During a discussion of the proposed fiscal year 2018 budget, Mobile city councilors made clear they wanted to try and find funds to provide firefighters the same longevity raises Mobile police officers received last year. The raises would equal 2.5 percent for every five years on the job up to 20 years of service.

While both firefighters and police received $5,000 across-the-board raises in 2016, Mobile Fire-Rescue personnel were not included in longevity raises because of budget constraints.

As it is proposed by Mayor Sandy Stimpson, the 2018 budget doesn’t include these raises for firefighters, but Public Safety Director James Barber said Tuesday he was hopeful the administration could revisit the raises once the department found savings within its budget.
While the raises would cost just $1.7 million in 2018, they would add up to a total of about $3 million during the following five years, which would be needed to cover the unfunded liability in the Police and Firefighters’ Pension Fund.

Manzie said most of the money for the raises, at least in 2018, could come from a budget line-item allotting more than $900,000 to the GulfQuest Maritime Museum of the Gulf of Mexico that pays for salaries, health insurance and utilities, according to Finance Director Paul Wesch.

“We need to re-evaluate our commitment to GulfQuest,” Manzie said. “Longevity pay wins over GulfQuest every time.”

SERIES — THE SLOW RISE AND QUICK FALL OF GULFQUEST

At first Manzie suggested closing the museum until it could be repurposed.

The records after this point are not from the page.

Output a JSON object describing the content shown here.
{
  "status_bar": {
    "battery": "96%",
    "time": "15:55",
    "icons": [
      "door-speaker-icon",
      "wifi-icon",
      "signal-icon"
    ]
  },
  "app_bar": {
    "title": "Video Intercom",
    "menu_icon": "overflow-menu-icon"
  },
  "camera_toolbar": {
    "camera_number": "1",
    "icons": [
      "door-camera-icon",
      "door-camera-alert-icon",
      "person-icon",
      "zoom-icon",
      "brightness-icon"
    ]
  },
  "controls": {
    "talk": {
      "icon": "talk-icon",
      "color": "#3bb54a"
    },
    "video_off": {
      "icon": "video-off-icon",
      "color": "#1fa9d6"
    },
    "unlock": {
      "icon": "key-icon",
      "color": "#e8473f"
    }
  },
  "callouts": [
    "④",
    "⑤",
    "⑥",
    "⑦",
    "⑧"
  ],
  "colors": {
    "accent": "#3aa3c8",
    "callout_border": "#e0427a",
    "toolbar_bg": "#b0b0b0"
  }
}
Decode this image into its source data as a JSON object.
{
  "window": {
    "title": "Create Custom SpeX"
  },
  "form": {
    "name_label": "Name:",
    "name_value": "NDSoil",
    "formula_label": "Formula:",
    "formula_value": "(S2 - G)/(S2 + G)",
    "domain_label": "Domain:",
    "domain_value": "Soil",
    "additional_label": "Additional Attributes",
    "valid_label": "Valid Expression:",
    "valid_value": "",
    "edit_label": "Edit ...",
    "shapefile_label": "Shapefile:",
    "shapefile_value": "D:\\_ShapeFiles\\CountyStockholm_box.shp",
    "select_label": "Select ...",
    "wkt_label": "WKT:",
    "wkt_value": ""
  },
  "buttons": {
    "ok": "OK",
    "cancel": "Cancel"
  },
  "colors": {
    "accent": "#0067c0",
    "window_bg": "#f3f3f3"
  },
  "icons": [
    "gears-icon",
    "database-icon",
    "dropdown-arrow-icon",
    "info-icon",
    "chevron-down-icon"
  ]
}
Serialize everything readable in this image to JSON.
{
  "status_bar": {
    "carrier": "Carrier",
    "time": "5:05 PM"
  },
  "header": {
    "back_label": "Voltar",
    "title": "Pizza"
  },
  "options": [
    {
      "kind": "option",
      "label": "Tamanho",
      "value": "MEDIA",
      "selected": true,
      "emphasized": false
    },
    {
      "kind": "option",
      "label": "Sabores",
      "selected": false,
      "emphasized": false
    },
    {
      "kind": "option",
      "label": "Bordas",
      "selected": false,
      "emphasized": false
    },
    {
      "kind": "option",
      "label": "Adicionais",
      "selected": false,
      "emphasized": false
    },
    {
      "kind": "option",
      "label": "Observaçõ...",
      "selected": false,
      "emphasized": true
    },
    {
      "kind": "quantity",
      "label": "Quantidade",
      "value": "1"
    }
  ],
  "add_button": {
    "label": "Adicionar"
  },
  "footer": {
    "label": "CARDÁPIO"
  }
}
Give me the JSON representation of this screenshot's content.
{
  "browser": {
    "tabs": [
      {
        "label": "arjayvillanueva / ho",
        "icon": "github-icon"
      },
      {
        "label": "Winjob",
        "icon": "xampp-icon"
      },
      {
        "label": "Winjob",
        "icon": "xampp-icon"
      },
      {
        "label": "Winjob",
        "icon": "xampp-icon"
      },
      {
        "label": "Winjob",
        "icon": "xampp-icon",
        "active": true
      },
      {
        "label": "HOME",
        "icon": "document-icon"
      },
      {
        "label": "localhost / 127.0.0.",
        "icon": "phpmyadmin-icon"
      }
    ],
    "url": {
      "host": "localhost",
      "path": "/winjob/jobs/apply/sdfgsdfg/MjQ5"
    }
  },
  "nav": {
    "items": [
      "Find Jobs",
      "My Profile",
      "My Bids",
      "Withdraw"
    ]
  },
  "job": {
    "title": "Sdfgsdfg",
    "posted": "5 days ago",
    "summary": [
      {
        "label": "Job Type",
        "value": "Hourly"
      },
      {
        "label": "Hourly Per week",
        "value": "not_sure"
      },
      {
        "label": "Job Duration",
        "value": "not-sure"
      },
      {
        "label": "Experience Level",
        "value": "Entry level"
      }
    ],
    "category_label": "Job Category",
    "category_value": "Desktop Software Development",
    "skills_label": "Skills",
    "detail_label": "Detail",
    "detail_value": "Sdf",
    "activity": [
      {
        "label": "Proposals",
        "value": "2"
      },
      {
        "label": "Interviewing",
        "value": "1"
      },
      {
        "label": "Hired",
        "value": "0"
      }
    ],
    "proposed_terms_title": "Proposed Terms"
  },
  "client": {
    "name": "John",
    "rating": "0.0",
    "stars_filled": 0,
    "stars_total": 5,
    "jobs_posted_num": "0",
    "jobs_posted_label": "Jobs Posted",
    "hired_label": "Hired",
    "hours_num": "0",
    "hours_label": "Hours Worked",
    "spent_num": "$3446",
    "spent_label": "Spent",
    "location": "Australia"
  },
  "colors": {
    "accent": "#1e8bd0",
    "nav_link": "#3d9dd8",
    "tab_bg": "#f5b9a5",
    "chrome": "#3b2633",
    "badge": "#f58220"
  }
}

However, the museum can’t be closed completely because the city would then be on the hook for more than $20 million in federal grants. Wesch mentioned those grant requirements at the meeting, adding the museum must also keep a maritime theme for the same reasons.

If it isn’t closed, Manzie suggested cutting GulfQuest’s eight-member staff and keeping the museum open as little as possible in order to put funds toward raises for firefighters. Manzie went as far as to criticize the workload of the museum’s staff members because of its low attendance numbers, adding he’d like to have one of those jobs.

“Until we repurpose it, we have to use the resources elsewhere,” Manzie said. “Leave it operating as little as possible. We can’t be spending $1 million on GulfQuest with so many other pressing needs.”

When GulfQuest opened in 2015, it was under the control of a non-profit board of directors, but sagging attendance that badly missed even the most modest projections put the board in financial trouble.

The city, which is in the process of paying debt service on the building of more than $2 million, agreed to bail the board out and take over control of the museum in 2016. Wesch told councilors that when the city took over, it cut the number of employees down from 42 to just eight, who he characterized as “mission critical.”

“Maybe it’s a cushy job, but I think they’re stretched,” Wesch said. “I think we’re probably where we need to be.”

GulfQuest is currently open to the public four days a week, Wesch said, while noting that employees are also used to host events at the museum during some evenings.

Councilman Fred Richardson seemed to favor closing the museum, in an attempt to get the administration to act more quickly on it.

“If we close it, it’ll show we’re in favor of finding a way to repurpose it,” Richardson said.

When Council President Gina Gregory asked Wesch to find money for the firefighter raises, he told councilors the money would have to come from another operating department.

“Someone’s ox is going to get gored,” Wesch said.

Wesch also pointed out that the city has yet to find funding to cover the unfunded liability for the longevity raises the council passed last year for MPD employees.

Councilman Joel Daves seemed to agree with Wesch.

“(MFRD) personnel richly deserve longevity pay,” he said. “There are a million different things we could do in the general fund if we had the money to do it. We have to find $1.7 million for this years and $3 million for each of the five years after that.”